:: TASK INSTRUCTIONS ::
Needed from the data below: all lines that contain the word "name".

*** Opening PROVIDED DATA ***

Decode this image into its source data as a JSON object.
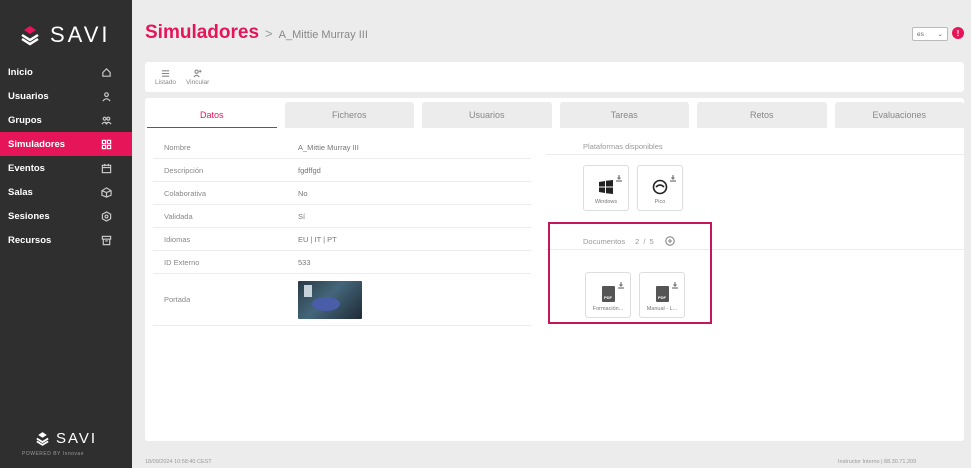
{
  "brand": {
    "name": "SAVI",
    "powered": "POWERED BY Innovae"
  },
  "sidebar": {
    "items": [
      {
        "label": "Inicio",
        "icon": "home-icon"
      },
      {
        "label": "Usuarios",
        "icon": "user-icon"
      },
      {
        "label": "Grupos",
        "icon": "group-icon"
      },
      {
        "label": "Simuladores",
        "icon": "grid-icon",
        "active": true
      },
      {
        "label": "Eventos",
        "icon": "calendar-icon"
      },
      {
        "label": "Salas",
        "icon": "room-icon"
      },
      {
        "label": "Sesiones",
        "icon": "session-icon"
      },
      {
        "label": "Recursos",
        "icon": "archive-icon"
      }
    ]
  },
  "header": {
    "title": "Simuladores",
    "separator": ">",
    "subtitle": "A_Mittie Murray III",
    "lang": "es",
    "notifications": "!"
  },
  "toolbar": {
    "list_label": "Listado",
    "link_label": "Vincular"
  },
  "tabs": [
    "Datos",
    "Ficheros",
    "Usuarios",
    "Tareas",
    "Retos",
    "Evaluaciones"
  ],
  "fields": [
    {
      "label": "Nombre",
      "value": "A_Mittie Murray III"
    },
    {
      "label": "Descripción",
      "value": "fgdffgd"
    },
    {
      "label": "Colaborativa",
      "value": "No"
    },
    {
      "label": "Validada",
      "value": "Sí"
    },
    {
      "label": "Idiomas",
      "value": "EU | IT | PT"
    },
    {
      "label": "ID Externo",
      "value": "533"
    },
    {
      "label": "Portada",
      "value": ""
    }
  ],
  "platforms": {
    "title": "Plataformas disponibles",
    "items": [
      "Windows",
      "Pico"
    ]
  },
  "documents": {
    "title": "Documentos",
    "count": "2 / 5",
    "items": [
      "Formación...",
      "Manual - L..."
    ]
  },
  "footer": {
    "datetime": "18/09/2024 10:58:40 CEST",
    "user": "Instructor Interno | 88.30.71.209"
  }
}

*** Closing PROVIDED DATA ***
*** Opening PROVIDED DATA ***

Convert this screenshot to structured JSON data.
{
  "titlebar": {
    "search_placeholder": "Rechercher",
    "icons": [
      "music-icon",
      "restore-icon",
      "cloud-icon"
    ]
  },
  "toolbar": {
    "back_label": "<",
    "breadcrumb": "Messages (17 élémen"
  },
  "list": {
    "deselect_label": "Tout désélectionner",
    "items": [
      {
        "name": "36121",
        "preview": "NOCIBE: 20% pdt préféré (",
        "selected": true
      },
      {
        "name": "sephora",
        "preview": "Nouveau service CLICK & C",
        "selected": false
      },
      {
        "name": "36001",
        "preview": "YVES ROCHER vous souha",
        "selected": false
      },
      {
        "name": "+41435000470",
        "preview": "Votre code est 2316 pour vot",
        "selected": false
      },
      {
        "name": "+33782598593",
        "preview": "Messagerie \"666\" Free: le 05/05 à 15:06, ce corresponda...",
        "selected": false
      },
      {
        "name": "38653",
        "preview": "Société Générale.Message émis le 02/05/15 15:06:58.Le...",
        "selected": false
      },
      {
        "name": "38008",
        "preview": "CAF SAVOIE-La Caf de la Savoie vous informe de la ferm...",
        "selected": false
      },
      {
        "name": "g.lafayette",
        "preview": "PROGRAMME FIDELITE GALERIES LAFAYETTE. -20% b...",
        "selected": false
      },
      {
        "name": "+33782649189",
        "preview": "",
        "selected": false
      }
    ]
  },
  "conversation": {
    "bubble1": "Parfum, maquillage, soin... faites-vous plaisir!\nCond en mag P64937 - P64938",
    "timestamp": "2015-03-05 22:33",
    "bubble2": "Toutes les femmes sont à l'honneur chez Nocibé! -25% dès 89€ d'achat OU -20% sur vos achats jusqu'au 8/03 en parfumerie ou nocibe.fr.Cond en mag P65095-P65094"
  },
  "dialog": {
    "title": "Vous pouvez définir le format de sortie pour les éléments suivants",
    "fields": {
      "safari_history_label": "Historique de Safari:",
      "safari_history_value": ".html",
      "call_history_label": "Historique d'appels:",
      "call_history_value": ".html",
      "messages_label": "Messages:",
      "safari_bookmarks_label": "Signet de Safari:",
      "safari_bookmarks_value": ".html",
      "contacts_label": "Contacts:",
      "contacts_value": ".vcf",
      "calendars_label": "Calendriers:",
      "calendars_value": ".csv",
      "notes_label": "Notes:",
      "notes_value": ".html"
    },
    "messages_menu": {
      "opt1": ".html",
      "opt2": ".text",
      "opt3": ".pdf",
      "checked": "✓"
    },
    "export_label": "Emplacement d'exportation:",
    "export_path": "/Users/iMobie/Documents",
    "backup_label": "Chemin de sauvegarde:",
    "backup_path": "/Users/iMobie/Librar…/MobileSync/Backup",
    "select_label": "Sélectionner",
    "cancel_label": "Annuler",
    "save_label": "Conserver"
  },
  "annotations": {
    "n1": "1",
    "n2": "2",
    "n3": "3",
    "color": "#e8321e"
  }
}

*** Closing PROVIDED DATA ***

:: ANSWER SECTION ::
    "name": "SAVI",
        "name": "36121",
        "name": "sephora",
        "name": "36001",
        "name": "+41435000470",
        "name": "+33782598593",
        "name": "38653",
        "name": "38008",
        "name": "g.lafayette",
        "name": "+33782649189",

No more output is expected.